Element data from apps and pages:

- - -

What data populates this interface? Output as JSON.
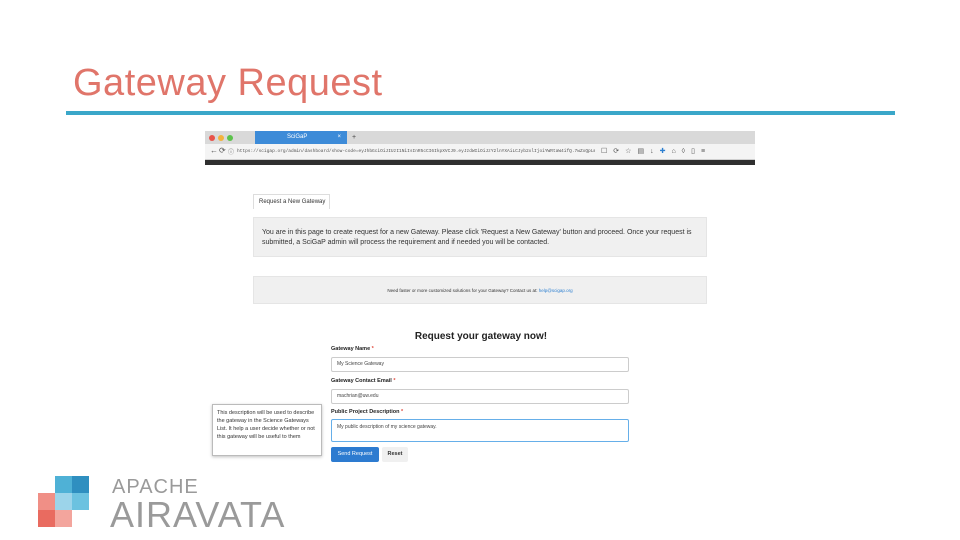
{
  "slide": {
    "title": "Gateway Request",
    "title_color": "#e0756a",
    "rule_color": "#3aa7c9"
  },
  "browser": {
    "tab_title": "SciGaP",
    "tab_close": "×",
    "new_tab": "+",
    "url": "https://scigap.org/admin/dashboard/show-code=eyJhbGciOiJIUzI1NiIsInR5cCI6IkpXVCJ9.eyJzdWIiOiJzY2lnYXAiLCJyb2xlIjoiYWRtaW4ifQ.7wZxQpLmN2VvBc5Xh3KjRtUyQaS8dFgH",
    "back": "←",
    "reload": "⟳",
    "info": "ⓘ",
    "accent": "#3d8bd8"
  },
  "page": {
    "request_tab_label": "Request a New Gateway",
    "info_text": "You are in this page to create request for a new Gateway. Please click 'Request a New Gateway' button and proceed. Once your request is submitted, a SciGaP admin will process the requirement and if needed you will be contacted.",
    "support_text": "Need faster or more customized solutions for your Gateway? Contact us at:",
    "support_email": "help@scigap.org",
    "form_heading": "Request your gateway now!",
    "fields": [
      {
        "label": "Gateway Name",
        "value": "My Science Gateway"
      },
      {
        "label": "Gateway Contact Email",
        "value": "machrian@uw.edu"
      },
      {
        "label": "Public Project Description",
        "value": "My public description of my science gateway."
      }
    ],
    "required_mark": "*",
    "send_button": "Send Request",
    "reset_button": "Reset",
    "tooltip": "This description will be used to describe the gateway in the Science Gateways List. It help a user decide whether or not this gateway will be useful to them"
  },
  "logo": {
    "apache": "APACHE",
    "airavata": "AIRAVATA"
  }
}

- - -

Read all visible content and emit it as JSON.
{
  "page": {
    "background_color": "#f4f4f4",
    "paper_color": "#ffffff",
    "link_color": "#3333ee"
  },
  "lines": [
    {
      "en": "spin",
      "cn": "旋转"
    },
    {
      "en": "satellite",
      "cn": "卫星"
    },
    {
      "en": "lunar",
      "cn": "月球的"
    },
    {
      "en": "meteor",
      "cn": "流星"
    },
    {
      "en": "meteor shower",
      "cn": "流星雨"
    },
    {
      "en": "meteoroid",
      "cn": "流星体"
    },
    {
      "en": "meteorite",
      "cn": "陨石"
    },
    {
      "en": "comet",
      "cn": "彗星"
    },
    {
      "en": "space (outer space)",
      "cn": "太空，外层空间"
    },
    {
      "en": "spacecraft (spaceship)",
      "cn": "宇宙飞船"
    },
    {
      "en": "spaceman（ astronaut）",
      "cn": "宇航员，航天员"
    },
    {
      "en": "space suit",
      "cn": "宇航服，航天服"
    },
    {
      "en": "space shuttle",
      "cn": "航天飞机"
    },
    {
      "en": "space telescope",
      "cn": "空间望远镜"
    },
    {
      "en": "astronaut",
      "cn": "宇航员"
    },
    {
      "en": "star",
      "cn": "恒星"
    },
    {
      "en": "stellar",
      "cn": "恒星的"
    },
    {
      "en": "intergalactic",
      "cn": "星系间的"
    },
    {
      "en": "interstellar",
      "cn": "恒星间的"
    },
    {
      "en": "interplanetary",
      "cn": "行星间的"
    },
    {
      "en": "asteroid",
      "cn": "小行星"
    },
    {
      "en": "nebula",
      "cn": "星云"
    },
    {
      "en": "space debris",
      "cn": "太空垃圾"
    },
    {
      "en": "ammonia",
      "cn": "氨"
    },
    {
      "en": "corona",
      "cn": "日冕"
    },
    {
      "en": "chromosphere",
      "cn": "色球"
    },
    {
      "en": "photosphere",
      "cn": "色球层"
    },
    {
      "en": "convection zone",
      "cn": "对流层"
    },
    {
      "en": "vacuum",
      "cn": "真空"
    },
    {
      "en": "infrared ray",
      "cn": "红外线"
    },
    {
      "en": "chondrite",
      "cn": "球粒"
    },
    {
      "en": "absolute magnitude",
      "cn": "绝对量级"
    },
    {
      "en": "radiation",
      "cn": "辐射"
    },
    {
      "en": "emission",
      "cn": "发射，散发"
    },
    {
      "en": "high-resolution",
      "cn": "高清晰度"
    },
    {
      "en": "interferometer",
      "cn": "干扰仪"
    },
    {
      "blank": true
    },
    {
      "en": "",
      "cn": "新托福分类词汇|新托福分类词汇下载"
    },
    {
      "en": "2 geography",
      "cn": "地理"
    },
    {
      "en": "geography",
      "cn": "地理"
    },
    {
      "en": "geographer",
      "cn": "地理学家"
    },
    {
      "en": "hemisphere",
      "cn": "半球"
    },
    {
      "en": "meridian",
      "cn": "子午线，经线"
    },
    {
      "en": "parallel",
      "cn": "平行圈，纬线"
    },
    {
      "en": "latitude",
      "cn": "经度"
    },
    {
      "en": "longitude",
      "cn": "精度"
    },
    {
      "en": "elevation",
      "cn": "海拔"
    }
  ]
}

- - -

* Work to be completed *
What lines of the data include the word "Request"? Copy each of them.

* Your response *
    "title": "Gateway Request",
    "request_tab_label": "Request a New Gateway",
    "info_text": "You are in this page to create request for a new Gateway. Please click 'Request a New Gateway' button and proceed. Once your request is submitted, a SciGaP admin will process the requirement and if needed you will be contacted.",
    "form_heading": "Request your gateway now!",
    "send_button": "Send Request",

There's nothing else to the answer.